DATA EXCERPTS:
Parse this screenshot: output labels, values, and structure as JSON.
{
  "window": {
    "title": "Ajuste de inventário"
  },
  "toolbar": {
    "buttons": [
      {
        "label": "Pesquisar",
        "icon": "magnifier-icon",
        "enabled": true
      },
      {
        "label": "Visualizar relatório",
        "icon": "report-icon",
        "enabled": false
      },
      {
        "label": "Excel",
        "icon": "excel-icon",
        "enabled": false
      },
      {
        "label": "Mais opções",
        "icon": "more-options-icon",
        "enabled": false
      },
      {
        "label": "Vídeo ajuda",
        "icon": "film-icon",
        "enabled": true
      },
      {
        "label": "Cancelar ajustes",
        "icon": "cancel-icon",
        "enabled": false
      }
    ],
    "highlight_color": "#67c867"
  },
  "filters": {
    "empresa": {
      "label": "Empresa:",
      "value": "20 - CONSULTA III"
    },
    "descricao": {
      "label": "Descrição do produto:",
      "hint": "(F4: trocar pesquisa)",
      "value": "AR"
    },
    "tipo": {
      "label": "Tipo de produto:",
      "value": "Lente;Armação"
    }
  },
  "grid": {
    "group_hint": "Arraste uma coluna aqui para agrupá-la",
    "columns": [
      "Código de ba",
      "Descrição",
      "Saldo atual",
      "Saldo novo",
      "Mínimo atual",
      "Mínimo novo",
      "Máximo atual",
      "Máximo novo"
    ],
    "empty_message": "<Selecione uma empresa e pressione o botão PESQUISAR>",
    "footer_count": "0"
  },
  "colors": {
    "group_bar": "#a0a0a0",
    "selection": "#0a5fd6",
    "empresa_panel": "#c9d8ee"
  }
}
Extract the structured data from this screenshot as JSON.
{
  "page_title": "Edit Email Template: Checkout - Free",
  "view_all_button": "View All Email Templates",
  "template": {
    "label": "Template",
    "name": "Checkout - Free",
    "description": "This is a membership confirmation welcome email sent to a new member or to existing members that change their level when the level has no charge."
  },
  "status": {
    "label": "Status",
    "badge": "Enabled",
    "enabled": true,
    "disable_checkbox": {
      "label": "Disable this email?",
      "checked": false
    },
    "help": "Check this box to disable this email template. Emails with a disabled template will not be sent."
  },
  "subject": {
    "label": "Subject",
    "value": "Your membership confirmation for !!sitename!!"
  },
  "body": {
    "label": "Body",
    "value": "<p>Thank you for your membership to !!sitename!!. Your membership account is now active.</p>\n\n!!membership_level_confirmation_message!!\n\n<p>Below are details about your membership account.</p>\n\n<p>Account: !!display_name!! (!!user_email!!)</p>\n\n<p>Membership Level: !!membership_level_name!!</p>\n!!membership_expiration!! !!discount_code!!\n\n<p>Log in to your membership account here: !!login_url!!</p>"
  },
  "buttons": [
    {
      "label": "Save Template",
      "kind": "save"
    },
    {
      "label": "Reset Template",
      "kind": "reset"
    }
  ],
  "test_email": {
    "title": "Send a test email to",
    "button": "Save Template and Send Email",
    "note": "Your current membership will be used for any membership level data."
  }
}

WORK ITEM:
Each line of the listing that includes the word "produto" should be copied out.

COMPLETED EXERCISE:
      "label": "Descrição do produto:",
      "label": "Tipo de produto:",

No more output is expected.